What is being asked:
Go through the listing and return every line with "date" in it.

══ Given data ══

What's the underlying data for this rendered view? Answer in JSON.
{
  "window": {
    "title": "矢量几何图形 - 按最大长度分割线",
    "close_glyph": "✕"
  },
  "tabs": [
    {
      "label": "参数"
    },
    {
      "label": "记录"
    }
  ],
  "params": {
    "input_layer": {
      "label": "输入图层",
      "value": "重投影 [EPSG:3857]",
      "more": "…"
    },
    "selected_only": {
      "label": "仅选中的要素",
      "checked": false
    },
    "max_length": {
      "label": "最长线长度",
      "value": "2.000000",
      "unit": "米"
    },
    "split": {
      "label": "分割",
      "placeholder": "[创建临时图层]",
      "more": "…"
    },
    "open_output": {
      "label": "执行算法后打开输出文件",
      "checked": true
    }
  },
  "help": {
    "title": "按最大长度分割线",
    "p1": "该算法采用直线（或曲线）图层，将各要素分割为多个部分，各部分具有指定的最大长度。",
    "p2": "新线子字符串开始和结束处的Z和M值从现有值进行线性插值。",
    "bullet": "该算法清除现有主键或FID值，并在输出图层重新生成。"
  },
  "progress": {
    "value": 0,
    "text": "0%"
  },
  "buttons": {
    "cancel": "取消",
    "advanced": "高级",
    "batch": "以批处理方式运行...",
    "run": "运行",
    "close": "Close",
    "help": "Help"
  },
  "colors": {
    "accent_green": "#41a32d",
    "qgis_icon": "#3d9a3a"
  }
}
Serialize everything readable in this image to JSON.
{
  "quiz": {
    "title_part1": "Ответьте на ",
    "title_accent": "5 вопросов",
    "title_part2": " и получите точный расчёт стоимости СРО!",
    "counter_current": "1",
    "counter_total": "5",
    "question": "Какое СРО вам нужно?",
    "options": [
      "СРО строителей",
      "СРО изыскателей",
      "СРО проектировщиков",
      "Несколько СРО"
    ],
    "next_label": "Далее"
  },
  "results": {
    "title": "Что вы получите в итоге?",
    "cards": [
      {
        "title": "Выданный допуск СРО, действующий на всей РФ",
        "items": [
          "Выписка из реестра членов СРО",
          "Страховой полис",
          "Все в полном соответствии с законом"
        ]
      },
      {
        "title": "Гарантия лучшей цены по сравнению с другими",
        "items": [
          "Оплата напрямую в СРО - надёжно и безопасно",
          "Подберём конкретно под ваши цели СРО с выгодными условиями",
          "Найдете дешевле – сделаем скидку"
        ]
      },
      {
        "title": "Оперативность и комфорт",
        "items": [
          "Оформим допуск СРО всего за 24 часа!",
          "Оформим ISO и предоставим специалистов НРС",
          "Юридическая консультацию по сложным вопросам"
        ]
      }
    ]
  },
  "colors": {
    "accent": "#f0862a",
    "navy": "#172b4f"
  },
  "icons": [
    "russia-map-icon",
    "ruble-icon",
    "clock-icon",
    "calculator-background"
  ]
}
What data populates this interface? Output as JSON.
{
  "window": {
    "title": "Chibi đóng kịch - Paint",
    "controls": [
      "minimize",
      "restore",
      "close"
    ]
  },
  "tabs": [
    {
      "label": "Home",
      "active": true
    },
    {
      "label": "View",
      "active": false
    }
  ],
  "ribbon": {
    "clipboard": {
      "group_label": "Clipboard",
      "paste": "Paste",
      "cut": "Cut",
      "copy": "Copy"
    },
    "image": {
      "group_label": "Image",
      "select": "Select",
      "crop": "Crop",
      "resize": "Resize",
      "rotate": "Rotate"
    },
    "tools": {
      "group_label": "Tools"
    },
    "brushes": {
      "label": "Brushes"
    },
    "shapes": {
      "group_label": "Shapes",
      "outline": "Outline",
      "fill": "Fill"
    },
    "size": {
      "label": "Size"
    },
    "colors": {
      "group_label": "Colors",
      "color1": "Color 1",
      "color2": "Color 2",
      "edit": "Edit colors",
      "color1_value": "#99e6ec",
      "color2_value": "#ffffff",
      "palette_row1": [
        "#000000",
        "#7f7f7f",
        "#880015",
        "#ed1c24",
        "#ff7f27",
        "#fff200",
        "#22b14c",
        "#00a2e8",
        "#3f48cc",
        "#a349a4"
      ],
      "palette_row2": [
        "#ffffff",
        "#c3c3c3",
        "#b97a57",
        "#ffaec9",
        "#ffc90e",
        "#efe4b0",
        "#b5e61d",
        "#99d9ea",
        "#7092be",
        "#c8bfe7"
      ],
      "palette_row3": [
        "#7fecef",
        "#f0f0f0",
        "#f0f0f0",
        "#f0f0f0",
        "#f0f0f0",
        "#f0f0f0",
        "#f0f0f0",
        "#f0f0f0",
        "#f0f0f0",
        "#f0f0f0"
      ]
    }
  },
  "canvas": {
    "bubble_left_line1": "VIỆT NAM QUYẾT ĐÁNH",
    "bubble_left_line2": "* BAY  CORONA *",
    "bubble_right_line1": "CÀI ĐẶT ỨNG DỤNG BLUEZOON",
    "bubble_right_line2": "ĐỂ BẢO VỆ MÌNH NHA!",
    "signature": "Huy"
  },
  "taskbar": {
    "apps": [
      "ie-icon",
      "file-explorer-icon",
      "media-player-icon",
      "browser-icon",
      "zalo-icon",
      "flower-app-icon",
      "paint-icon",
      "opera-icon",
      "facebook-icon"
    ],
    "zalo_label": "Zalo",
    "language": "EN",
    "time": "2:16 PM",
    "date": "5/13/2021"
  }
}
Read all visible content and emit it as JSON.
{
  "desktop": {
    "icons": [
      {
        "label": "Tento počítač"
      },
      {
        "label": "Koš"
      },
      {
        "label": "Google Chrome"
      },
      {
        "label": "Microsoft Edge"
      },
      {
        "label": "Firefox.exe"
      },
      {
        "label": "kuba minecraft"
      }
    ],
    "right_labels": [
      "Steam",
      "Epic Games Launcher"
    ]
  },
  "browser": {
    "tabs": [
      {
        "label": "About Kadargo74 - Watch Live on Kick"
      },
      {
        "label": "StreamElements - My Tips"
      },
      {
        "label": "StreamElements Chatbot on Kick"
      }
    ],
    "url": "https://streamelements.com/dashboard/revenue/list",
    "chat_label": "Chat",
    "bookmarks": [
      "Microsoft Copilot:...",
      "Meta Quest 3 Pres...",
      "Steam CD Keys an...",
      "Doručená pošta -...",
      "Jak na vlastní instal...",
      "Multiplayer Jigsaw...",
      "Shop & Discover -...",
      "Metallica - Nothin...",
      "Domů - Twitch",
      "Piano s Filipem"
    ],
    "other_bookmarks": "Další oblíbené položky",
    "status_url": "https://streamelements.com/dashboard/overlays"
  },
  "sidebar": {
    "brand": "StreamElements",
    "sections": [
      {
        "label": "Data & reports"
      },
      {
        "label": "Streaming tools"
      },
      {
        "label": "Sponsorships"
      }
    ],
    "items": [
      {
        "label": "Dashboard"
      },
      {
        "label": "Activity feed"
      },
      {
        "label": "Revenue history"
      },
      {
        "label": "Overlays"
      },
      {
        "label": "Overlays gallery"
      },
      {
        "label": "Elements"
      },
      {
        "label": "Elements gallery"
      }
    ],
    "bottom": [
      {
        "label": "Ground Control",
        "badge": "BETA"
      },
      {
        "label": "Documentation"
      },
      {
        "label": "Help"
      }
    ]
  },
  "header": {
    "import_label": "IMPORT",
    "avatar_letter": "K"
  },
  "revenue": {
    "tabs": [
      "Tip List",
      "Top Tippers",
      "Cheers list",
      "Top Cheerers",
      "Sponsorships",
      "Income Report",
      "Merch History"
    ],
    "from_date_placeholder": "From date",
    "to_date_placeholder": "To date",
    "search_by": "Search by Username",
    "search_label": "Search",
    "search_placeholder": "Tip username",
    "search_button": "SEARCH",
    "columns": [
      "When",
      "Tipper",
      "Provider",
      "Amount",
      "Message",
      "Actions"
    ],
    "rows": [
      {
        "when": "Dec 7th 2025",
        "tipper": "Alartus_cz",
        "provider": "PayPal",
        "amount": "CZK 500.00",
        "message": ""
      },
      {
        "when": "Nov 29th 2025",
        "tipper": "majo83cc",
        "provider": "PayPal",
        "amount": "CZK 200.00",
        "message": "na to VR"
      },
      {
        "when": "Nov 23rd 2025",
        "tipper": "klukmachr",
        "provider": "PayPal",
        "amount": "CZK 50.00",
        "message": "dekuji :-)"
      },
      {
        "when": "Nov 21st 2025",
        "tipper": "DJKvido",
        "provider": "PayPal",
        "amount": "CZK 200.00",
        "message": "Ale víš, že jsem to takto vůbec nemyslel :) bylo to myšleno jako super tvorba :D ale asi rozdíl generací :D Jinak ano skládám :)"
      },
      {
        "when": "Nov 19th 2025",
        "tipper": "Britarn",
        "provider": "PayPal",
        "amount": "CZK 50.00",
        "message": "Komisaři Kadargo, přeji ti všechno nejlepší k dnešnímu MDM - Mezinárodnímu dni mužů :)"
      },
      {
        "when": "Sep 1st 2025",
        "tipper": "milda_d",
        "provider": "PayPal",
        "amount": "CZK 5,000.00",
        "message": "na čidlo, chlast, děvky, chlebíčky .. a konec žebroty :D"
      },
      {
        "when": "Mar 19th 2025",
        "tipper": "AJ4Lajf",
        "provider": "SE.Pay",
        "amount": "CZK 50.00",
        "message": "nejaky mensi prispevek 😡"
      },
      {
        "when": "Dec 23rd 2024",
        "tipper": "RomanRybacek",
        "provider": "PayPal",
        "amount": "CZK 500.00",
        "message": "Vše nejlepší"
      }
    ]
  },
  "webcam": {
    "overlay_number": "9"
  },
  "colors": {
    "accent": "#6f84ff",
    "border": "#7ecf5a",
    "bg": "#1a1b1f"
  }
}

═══

Answer below:
    "date": "5/13/2021"
    "from_date_placeholder": "From date",
    "to_date_placeholder": "To date",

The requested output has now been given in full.